"An enchanted garden is created within the Esplanade Theatre through the multi-sensory. ... The dancers slowly float their way through, activating the empty spaces on stage with large pieces of silk cloth that ebb and flow, creating a spatial expression that amplifies the soft strength of the subtle soundscape of Tōru Takemitsu’s 'Between Tides'... Chloe Chotrani on "Garden Uprooted" by The Philharmonic Orchestra, Singapore and ARTS FISSION, which ran at Esplanade - Theatres on the Bay on 19 May.


Dance Pocast: “Joget” and “Intersections: Traditionally Speaking” 

Corrie: We’ve had some really interesting conversations and I think what I kind of have drawn from all three of you is looking at how things calcify, how innovations sort of calcify – not just in choreographic practice or in dance, but also in terms of CMIO in Singapore; it was innovative for that time, but now how can we go beyond that conversation. 


Talk to me and I slap you: Confronting Intimacy and Violence

Each performance of Talk to me and I slap you unearths a myriad of new stories from different sets of audience members with varied ways of responding to the invitation to participate. One could watch it ten times over and never watch the same thing twice.

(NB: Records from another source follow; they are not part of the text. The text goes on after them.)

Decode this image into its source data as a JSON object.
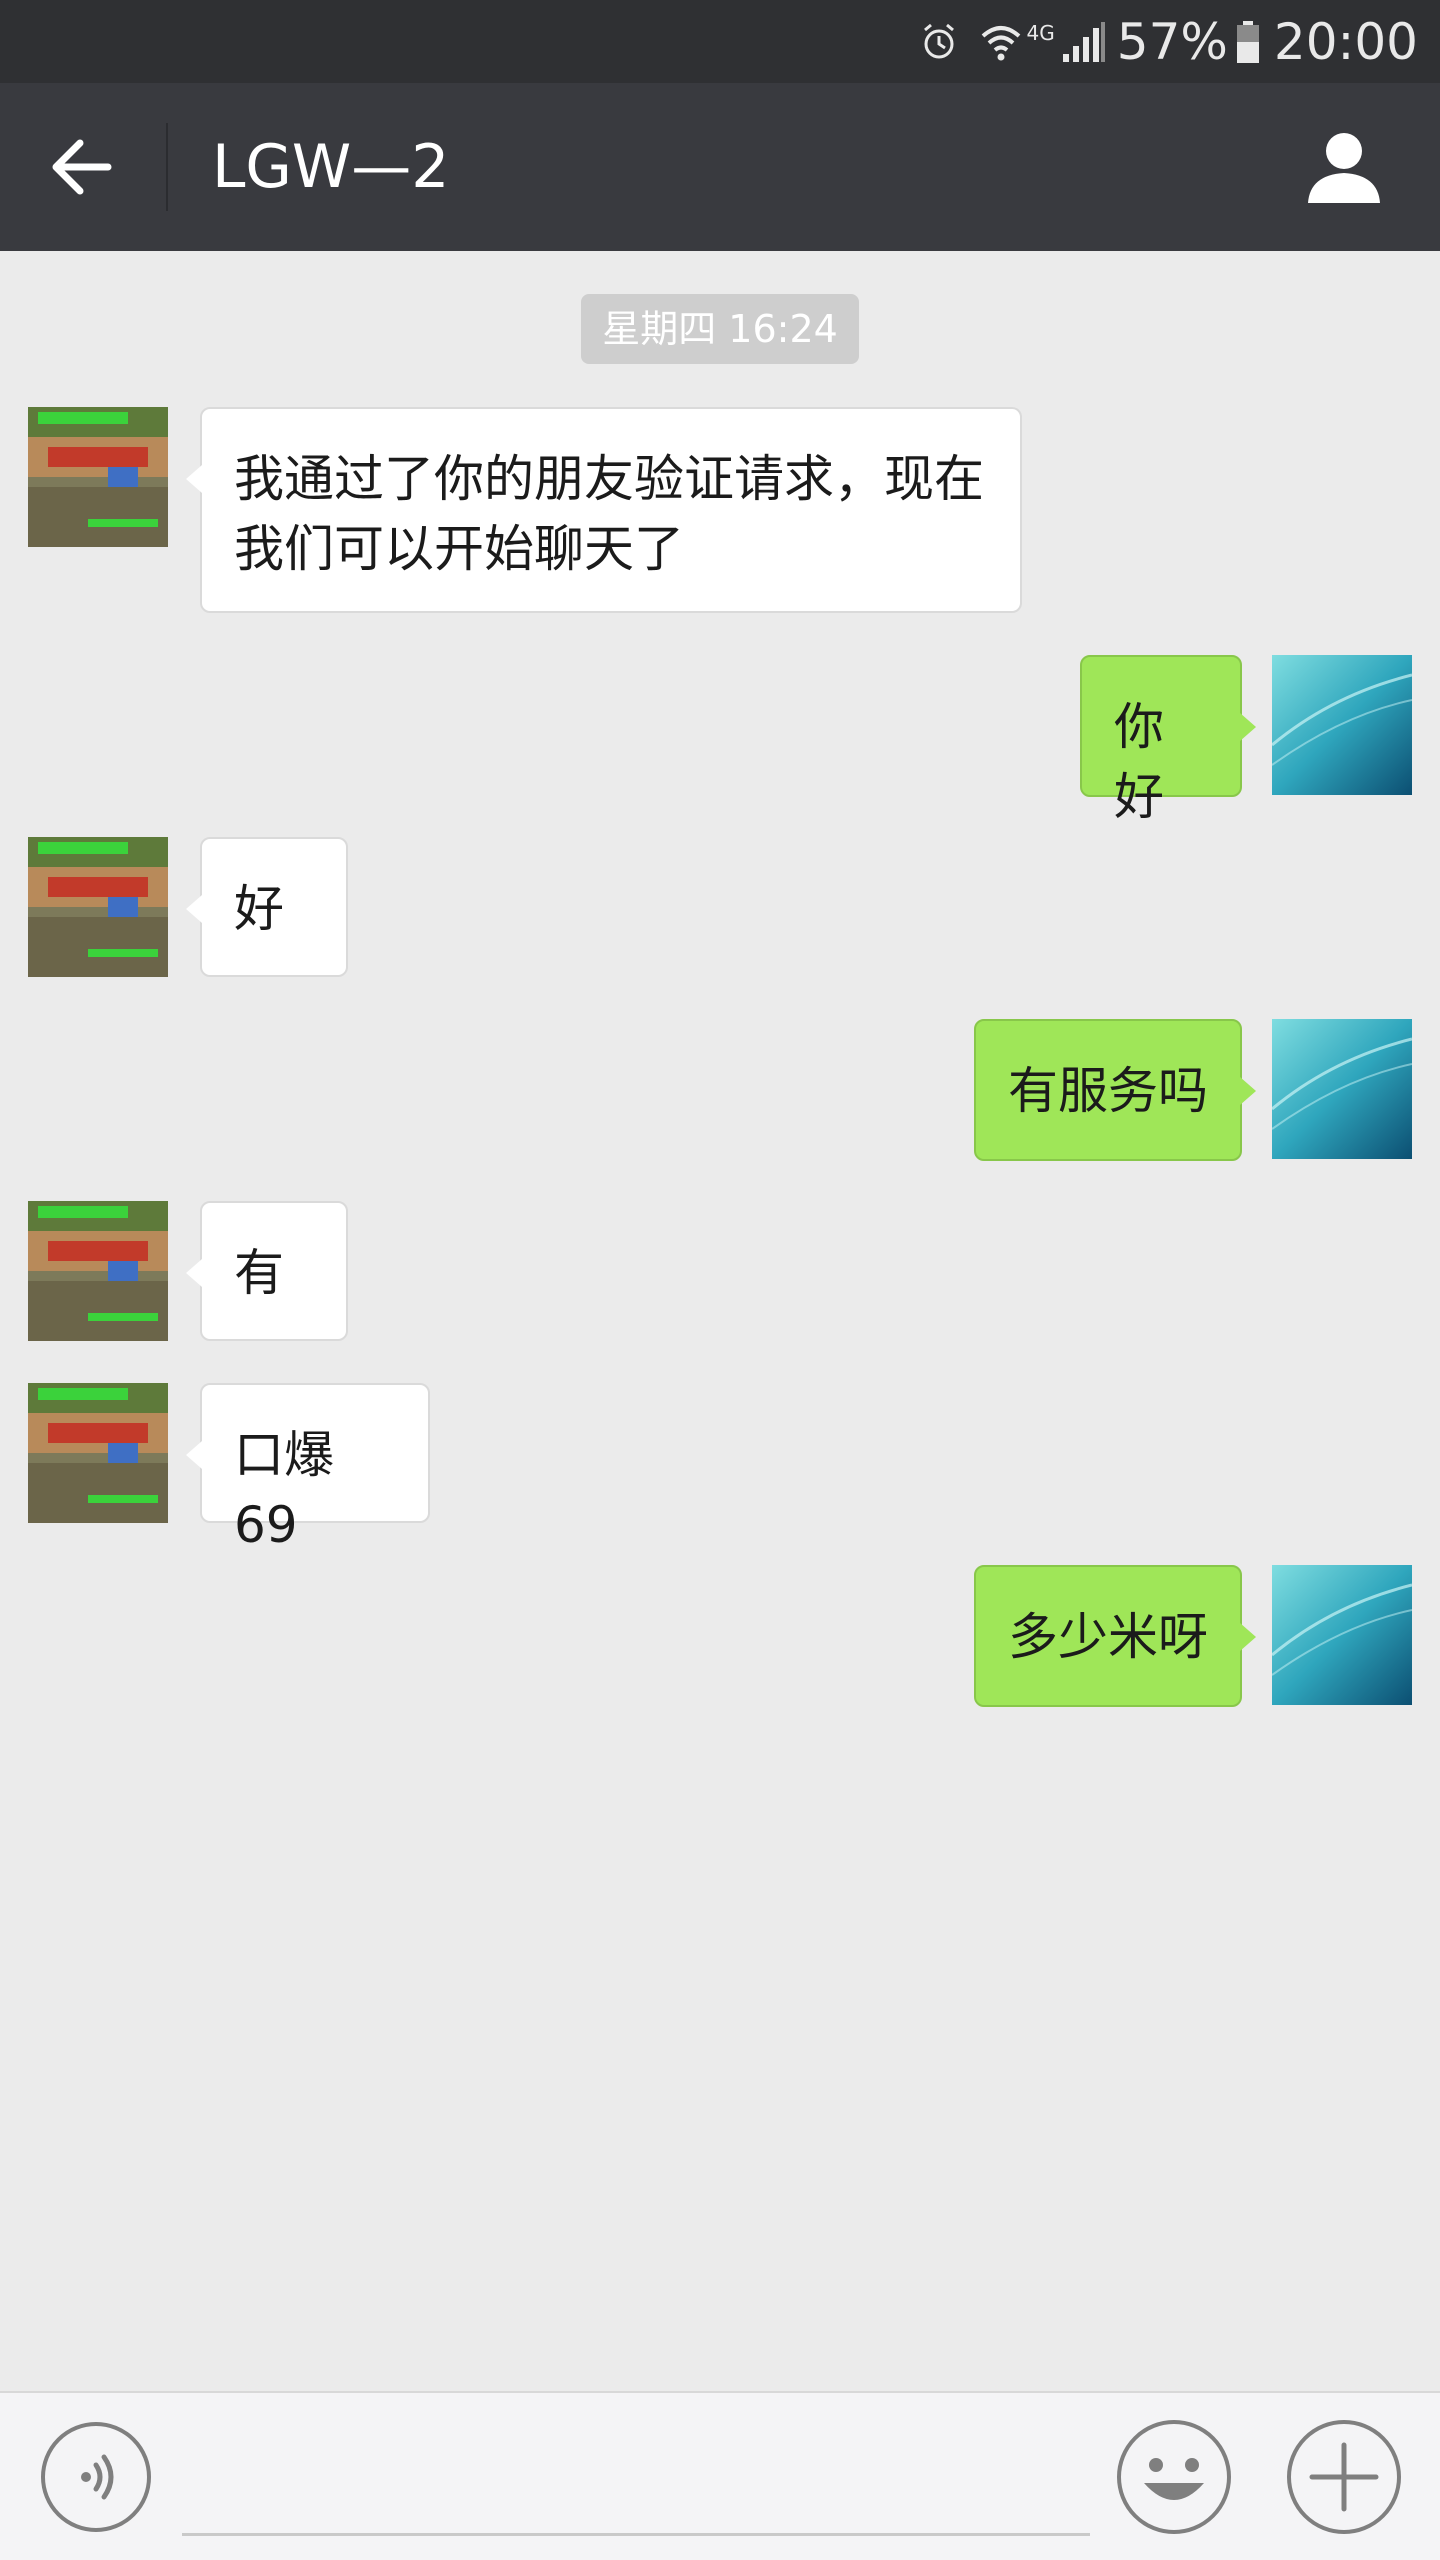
{
  "status_bar": {
    "network": "4G",
    "battery": "57%",
    "time": "20:00",
    "icons": [
      "alarm-icon",
      "wifi-icon",
      "signal-icon",
      "battery-icon"
    ]
  },
  "header": {
    "title": "LGW—2",
    "icons": [
      "back-arrow-icon",
      "profile-icon"
    ]
  },
  "chat": {
    "timestamp": "星期四 16:24",
    "messages": [
      {
        "side": "left",
        "text": "我通过了你的朋友验证请求，现在我们可以开始聊天了"
      },
      {
        "side": "right",
        "text": "你好"
      },
      {
        "side": "left",
        "text": "好"
      },
      {
        "side": "right",
        "text": "有服务吗"
      },
      {
        "side": "left",
        "text": "有"
      },
      {
        "side": "left",
        "text": "口爆69"
      },
      {
        "side": "right",
        "text": "多少米呀"
      }
    ]
  },
  "input_bar": {
    "text_value": "",
    "icons": [
      "voice-icon",
      "emoji-icon",
      "plus-icon"
    ]
  },
  "colors": {
    "status_bar_bg": "#2f3033",
    "header_bg": "#393a3f",
    "chat_bg": "#ebebeb",
    "outgoing_bubble": "#9fe658",
    "incoming_bubble": "#ffffff"
  }
}
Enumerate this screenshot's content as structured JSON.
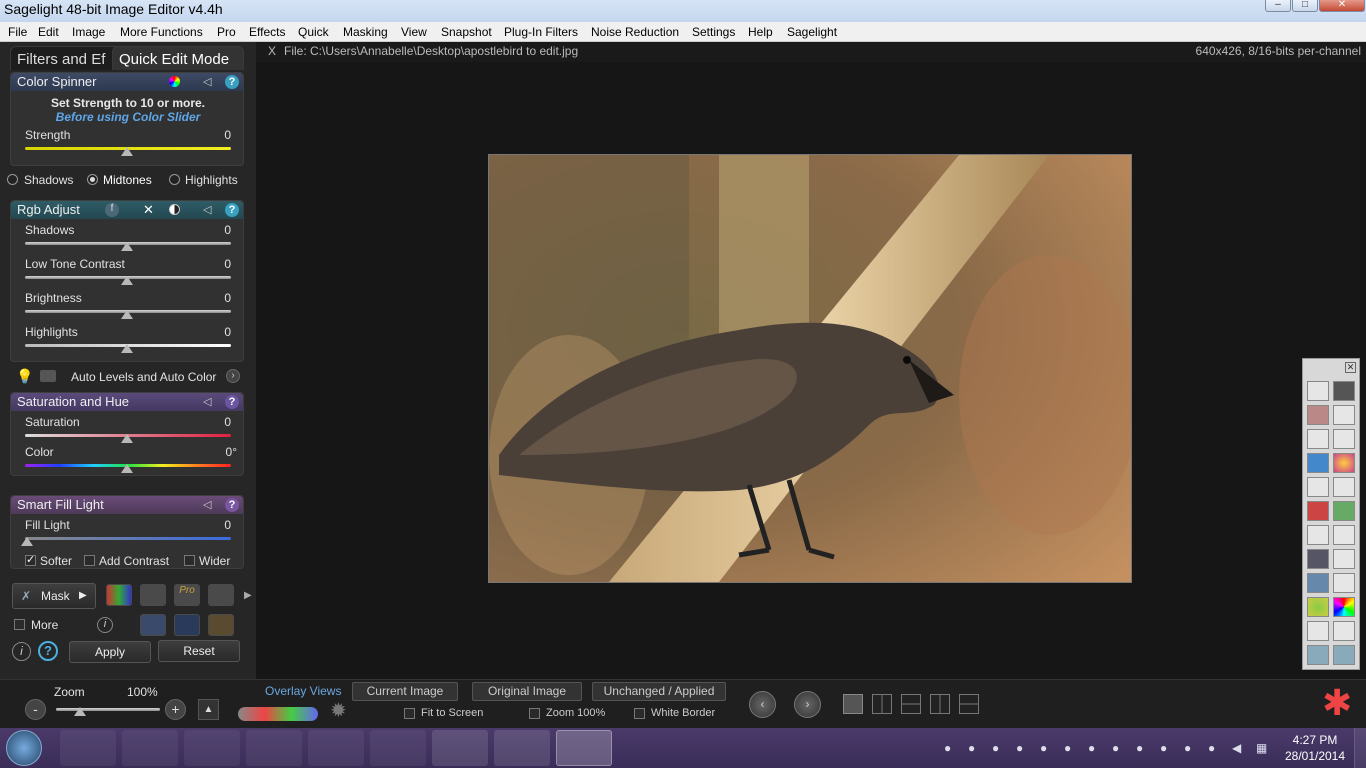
{
  "window": {
    "title": "Sagelight 48-bit Image Editor v4.4h",
    "min": "–",
    "max": "□",
    "close": "✕"
  },
  "menu": [
    "File",
    "Edit",
    "Image",
    "More Functions",
    "Pro",
    "Effects",
    "Quick",
    "Masking",
    "View",
    "Snapshot",
    "Plug-In Filters",
    "Noise Reduction",
    "Settings",
    "Help",
    "Sagelight"
  ],
  "tabs": {
    "filters": "Filters and Ef",
    "quick": "Quick Edit Mode"
  },
  "color_spinner": {
    "title": "Color Spinner",
    "note1": "Set Strength to 10 or more.",
    "note2": "Before using Color Slider",
    "strength_label": "Strength",
    "strength_value": "0",
    "strength_level": 0.5
  },
  "tone_options": {
    "shadows": "Shadows",
    "midtones": "Midtones",
    "highlights": "Highlights",
    "selected": "Midtones"
  },
  "rgb_adjust": {
    "title": "Rgb Adjust",
    "sliders": [
      {
        "label": "Shadows",
        "value": "0",
        "level": 0.5
      },
      {
        "label": "Low Tone Contrast",
        "value": "0",
        "level": 0.5
      },
      {
        "label": "Brightness",
        "value": "0",
        "level": 0.5
      },
      {
        "label": "Highlights",
        "value": "0",
        "level": 0.5
      }
    ]
  },
  "auto_levels": {
    "label": "Auto Levels and Auto Color"
  },
  "saturation_hue": {
    "title": "Saturation and Hue",
    "sat_label": "Saturation",
    "sat_value": "0",
    "color_label": "Color",
    "color_value": "0°"
  },
  "fill_light": {
    "title": "Smart Fill Light",
    "label": "Fill Light",
    "value": "0",
    "softer": "Softer",
    "add_contrast": "Add Contrast",
    "wider": "Wider"
  },
  "actions": {
    "mask": "Mask",
    "more": "More",
    "apply": "Apply",
    "reset": "Reset"
  },
  "file": {
    "path": "File: C:\\Users\\Annabelle\\Desktop\\apostlebird to edit.jpg",
    "info": "640x426, 8/16-bits per-channel",
    "close": "X"
  },
  "bottom": {
    "zoom_label": "Zoom",
    "zoom_value": "100%",
    "zoom_minus": "-",
    "zoom_plus": "+",
    "overlay_label": "Overlay Views",
    "current": "Current Image",
    "original": "Original Image",
    "unchanged": "Unchanged / Applied",
    "fit": "Fit to Screen",
    "zoom100": "Zoom 100%",
    "white_border": "White Border"
  },
  "taskbar": {
    "time": "4:27 PM",
    "date": "28/01/2014"
  },
  "colors": {
    "panel": "#262626",
    "menubar": "#f0f0f0",
    "taskbar": "#3a2d58",
    "accent_blue": "#39a0c0"
  }
}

What I found most fascinating was the show’s conflux of playfulness and aggression. Because this work was so carefully choreographed and staged, watching and engaging with an aggressive performer was less intimidating in a gallery than it is in public, or in real life. I have learned that it is in these kinds of “safe” spaces where we can confront difficult situations such as physical and psychological violence in our lives.


da:ns festival: Eisa Jocson: The Body as Archive of Filipino Labour

"Jocson becomes a hybrid of the exploited language of entertainment... Jocson exemplifies the multi-dimensional capabilities of the body as a tool for understanding, critiquing and responding to society. Macho dancing, a unique movement phenomenon tucked away in the Manila night clubs since the 70s has now become recognised as an expression of the social and economic conditioning of the Filipino people, through Macho Dancer. In Corponomy, Jocson reveals to us her overarching process which validates the relevance of the artistic process and performance as a means to research and respond to the complexities and struggles within societal structures."


M1 Contemporary Festival: Binary International Artist Showcase: Dream States

"She too, is in an altered oceanic state as she waves and teases rhythmically across the floor. Because she’s so mesmerising, I almost forget she can stand, until she stands on her two feet to approach Kirilov. Akiyama has an alpha presence as she simply walks towards Kirilov; almost demanding, but gently. Her unapologetic command of attention is striking in its bravery. Her maturity in movement gives me a sense of almost yearning to age, because she reveals so much pleasure while dancing."